■ **Provided information**:
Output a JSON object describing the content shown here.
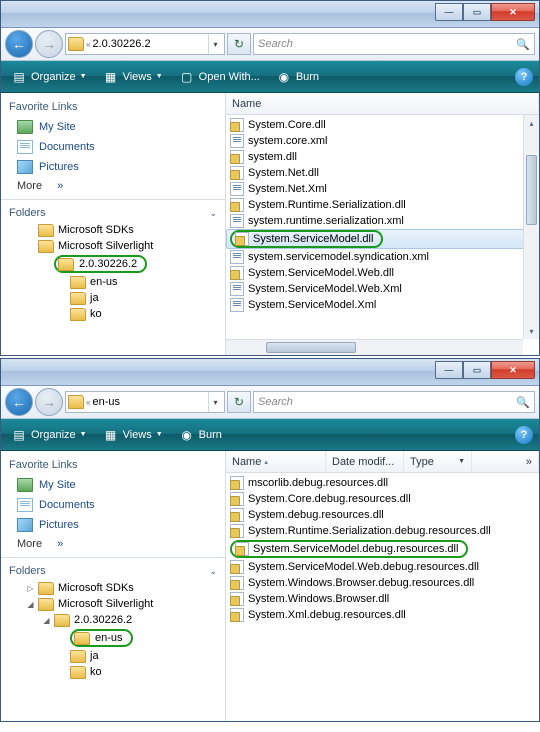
{
  "win1": {
    "breadcrumb": {
      "sep": "«",
      "folder": "2.0.30226.2"
    },
    "search_placeholder": "Search",
    "toolbar": {
      "organize": "Organize",
      "views": "Views",
      "openwith": "Open With...",
      "burn": "Burn"
    },
    "sidebar": {
      "fav_header": "Favorite Links",
      "links": [
        {
          "label": "My Site",
          "type": "fldr"
        },
        {
          "label": "Documents",
          "type": "doc"
        },
        {
          "label": "Pictures",
          "type": "pic"
        }
      ],
      "more": "More",
      "more_arrow": "»",
      "folders_header": "Folders",
      "tree": [
        {
          "label": "Microsoft SDKs",
          "indent": 1,
          "exp": ""
        },
        {
          "label": "Microsoft Silverlight",
          "indent": 1,
          "exp": ""
        },
        {
          "label": "2.0.30226.2",
          "indent": 2,
          "exp": "",
          "circled": true
        },
        {
          "label": "en-us",
          "indent": 3,
          "exp": ""
        },
        {
          "label": "ja",
          "indent": 3,
          "exp": ""
        },
        {
          "label": "ko",
          "indent": 3,
          "exp": ""
        }
      ]
    },
    "columns": {
      "name": "Name"
    },
    "files": [
      {
        "name": "System.Core.dll",
        "type": "dll"
      },
      {
        "name": "system.core.xml",
        "type": "xml"
      },
      {
        "name": "system.dll",
        "type": "dll"
      },
      {
        "name": "System.Net.dll",
        "type": "dll"
      },
      {
        "name": "System.Net.Xml",
        "type": "xml"
      },
      {
        "name": "System.Runtime.Serialization.dll",
        "type": "dll"
      },
      {
        "name": "system.runtime.serialization.xml",
        "type": "xml"
      },
      {
        "name": "System.ServiceModel.dll",
        "type": "dll",
        "circled": true,
        "selected": true
      },
      {
        "name": "system.servicemodel.syndication.xml",
        "type": "xml"
      },
      {
        "name": "System.ServiceModel.Web.dll",
        "type": "dll"
      },
      {
        "name": "System.ServiceModel.Web.Xml",
        "type": "xml"
      },
      {
        "name": "System.ServiceModel.Xml",
        "type": "xml"
      }
    ]
  },
  "win2": {
    "breadcrumb": {
      "sep": "«",
      "folder": "en-us"
    },
    "search_placeholder": "Search",
    "toolbar": {
      "organize": "Organize",
      "views": "Views",
      "burn": "Burn"
    },
    "sidebar": {
      "fav_header": "Favorite Links",
      "links": [
        {
          "label": "My Site",
          "type": "fldr"
        },
        {
          "label": "Documents",
          "type": "doc"
        },
        {
          "label": "Pictures",
          "type": "pic"
        }
      ],
      "more": "More",
      "more_arrow": "»",
      "folders_header": "Folders",
      "tree": [
        {
          "label": "Microsoft SDKs",
          "indent": 1,
          "exp": "▷"
        },
        {
          "label": "Microsoft Silverlight",
          "indent": 1,
          "exp": "◢"
        },
        {
          "label": "2.0.30226.2",
          "indent": 2,
          "exp": "◢"
        },
        {
          "label": "en-us",
          "indent": 3,
          "exp": "",
          "circled": true
        },
        {
          "label": "ja",
          "indent": 3,
          "exp": ""
        },
        {
          "label": "ko",
          "indent": 3,
          "exp": ""
        }
      ]
    },
    "columns": {
      "name": "Name",
      "date": "Date modif...",
      "type": "Type"
    },
    "more_cols": "»",
    "files": [
      {
        "name": "mscorlib.debug.resources.dll",
        "type": "dll"
      },
      {
        "name": "System.Core.debug.resources.dll",
        "type": "dll"
      },
      {
        "name": "System.debug.resources.dll",
        "type": "dll"
      },
      {
        "name": "System.Runtime.Serialization.debug.resources.dll",
        "type": "dll"
      },
      {
        "name": "System.ServiceModel.debug.resources.dll",
        "type": "dll",
        "circled": true
      },
      {
        "name": "System.ServiceModel.Web.debug.resources.dll",
        "type": "dll"
      },
      {
        "name": "System.Windows.Browser.debug.resources.dll",
        "type": "dll"
      },
      {
        "name": "System.Windows.Browser.dll",
        "type": "dll"
      },
      {
        "name": "System.Xml.debug.resources.dll",
        "type": "dll"
      }
    ]
  }
}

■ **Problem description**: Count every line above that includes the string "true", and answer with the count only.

■ **Solution for this exercise**: 5